- What happens if I do not sign the Member's documents?The Member is ultimately responsible for making sure all of their documents are signed and approved, and completed by program deadlines. Incomplete or late documents may place the Member's status with AmeriCorps in jeopardy. The SIS staff monitors paperwork to make sure it's complete and signed by the correct people. Although it is rare that a Member would forge information, we do monitor those details. Should a concern arise with a Member's documents, we first work directly with the Member, but in some cases, may contact you directly.
- Will AmeriCorps or Campus Compact staff visit my site?Throughout the year, the Students in Service staff have an interest is visiting sites around the state to provide a more personal touch to the program and make connections with Members and community agencies. While Students in Service staff may not personally visit every site (there may be hundreds!), if we are able to schedule a visit, we do hope you will consider our invitation to share your agencies experiences with our program. The Corporation for National & Community Service (CNCS) also conducts site visits to Campus Compact. During a site visit, CNCS will visit one college or university and review program administration. CNCS staff members also feel strongly about making a connection in the community and invite direct feedback about program experience from Members and community partners. Again, while CNCS may not visit each community, if your site is selected, you are asked to consider sharing your experiences.

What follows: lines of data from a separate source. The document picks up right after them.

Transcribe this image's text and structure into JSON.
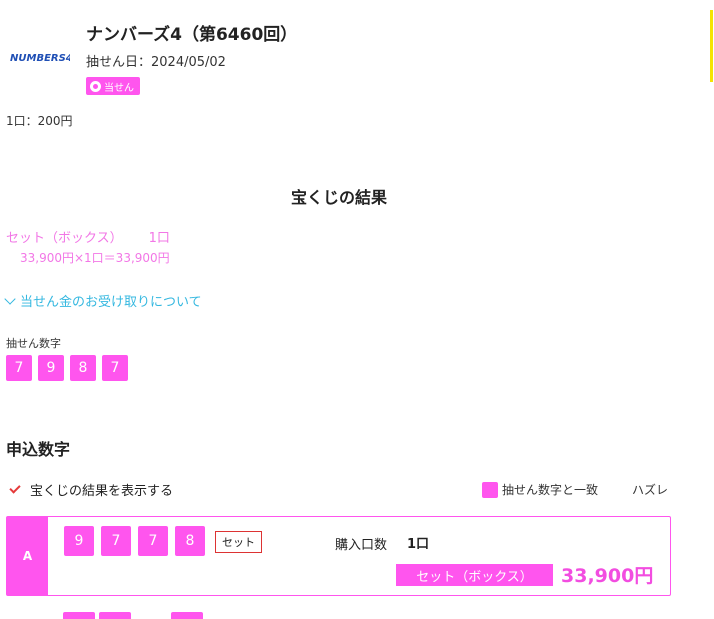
{
  "header": {
    "logo_text": "NUMBERS4",
    "title": "ナンバーズ4（第6460回）",
    "draw_date": "抽せん日：2024/05/02",
    "badge": "当せん"
  },
  "unit_price": "1口：200円",
  "result": {
    "heading": "宝くじの結果",
    "prize_type": "セット（ボックス）",
    "prize_count": "1口",
    "prize_calc": "33,900円×1口＝33,900円",
    "prize_link": "当せん金のお受け取りについて"
  },
  "winning": {
    "label": "抽せん数字",
    "digits": [
      "7",
      "9",
      "8",
      "7"
    ]
  },
  "applied": {
    "heading": "申込数字",
    "toggle_label": "宝くじの結果を表示する",
    "legend_match": "抽せん数字と一致",
    "legend_miss": "ハズレ"
  },
  "tickets": [
    {
      "label": "A",
      "digits": [
        "9",
        "7",
        "7",
        "8"
      ],
      "set_tag": "セット",
      "buy_label": "購入口数",
      "buy_value": "1口",
      "result_tag": "セット（ボックス）",
      "prize": "33,900円"
    }
  ],
  "colors": {
    "accent": "#ff55ee",
    "link": "#35b8e0",
    "prize_text": "#f277e6",
    "check": "#e53a3a"
  },
  "icons": {
    "toggle": "check-icon",
    "link": "chevron-down-icon",
    "badge": "medal-icon"
  }
}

- What is a "Great Story?"A significant component of any service-learning program is the element of reflection. Participants must have an opportunity to consider their experiences and reflect upon the meaning of those experiences. The experiential learning process is a valuable component of Students in Service. Members are strongly encouraged to submit Great Stories throughout their term of service. This story is a reflection piece about a positive experience that occurred at their service site and/or about their service with a client.
Members should submit their Great Stories online here.